Targeting & Segmenting• Strategically targeted only the customers they wanted.• Their customers did not need to go to a retail store to gain knowledge about their product.• Customers were categorized into Relationship buyers, large businesses and institutions, and Transaction buyers, small business and home PC users.• Corporate customers tended to buy the most expensive computers, Dell commanded the highest average selling prices in the industry—over $1,600 versus an industry average under $1,400.
Segmenting Customers• On site teams - customer could focus their time and energy on the core business rather than PC purchasing and servicing issues. Eg Boeing• Integration of Relational and Transaction buyers into business system helped – Quick repeat purchases – purchasing history could be consulted, – Follow up customer service was able to be more effective.
Evading Price War• Dell combated failing into the trap of a price battle by making a PC that was a better product than the competitors, yet near their competitor’s price.• There costs were able to stay competitive while delivering an exceptional product because their business kept internal costs low, thus showing the effectiveness of “virtual integration.”• The average selling price of a Dell business PC was close to $100 more than the average price of an HP business PC which was its closest competitor.• Dell was able to evade a price war because its customers were aware of the technological value in a Dell PC.
Quick response• Respond quickly to emerging problems and avoid costly refunds and service calls.• Dell responded rapidly when Intel shipped faulty Pentium chips to PC makers in the mid 1990s.• Dell knew exactly where the problem chips were and could easily help customers to replace them.• Rivals had to stop their production and ask their channel partners to find the problem chips that had already been sold or distributed.• Dells quick and efficient response attracted many new customers.
Financial indicators• Since 1995, Dell had been gaining market share quickly growing about three times the 16% average annual rate of global PC sales.• Dell overtook Compaq as the U.S. sales leader in the third quarter of 1999 & IBM during 1998• In 2001, Dell Computer was the PC market leader in the United States, with a nearly 18 % share, Compaq 15%, Gateway 9%, Hewlett-Packard with 8% and IBM with 7%.• Year ending January 31, 2002, Dell Computer posted revenues of over $31 billion, up from $ 3 billion in 1994 -- a compound average growth rate of about 50 %.
Financial PerformanceWorking Capital Turnover Ratio = (Net Revenue/Working Capital)*100 = (1215/12327)*100 = 9.8%This means that for every $1 of working capital, $10 of revenue isgenerated.
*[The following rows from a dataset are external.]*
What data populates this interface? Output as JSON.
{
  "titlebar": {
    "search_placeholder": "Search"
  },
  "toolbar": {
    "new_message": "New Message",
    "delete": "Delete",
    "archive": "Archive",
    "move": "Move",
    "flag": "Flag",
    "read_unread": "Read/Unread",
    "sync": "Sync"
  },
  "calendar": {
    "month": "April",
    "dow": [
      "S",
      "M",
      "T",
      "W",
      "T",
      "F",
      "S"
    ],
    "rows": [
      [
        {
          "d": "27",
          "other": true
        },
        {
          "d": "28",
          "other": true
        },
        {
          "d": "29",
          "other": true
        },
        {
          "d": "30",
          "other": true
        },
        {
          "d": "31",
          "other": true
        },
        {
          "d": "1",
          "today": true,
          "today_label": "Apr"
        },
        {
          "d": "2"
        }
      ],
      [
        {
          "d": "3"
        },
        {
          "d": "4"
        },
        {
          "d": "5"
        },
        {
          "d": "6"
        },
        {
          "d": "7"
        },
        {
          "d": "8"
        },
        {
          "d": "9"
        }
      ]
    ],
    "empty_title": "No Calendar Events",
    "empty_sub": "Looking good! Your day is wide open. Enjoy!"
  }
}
This best exemplifies Dell’s successful business strategy.
Activity Map Sales force suppliers Supplier logistic R&D centersMarket- Demand ing pulling Strategic alliances Low Sales JIT inventory pattern Recogni- tion Forecast -ing Mass Custom- Direct Customer ization Low selling service prices Low margins
Recommendations• Foray into consultancy services• Invest more into R & D activities – A more focused approach towards the portable device market (ex: handhelds, tabs, Mobile phones) – Conduct surveys and then build desired models• Consider offering online data back-up capabilities• Follow a hybrid approach of direct and In-Direct selling in developing markets – Virtual model apt for developed countries which had a 2nd or 3rd purchase on hand – Introduce intermediaries between market and Dell (retailers) for developing markets – Some customers need to touch and feel the product• Reduce dependence on Intel by adding more suppliers in the processor domain – Ex: AMD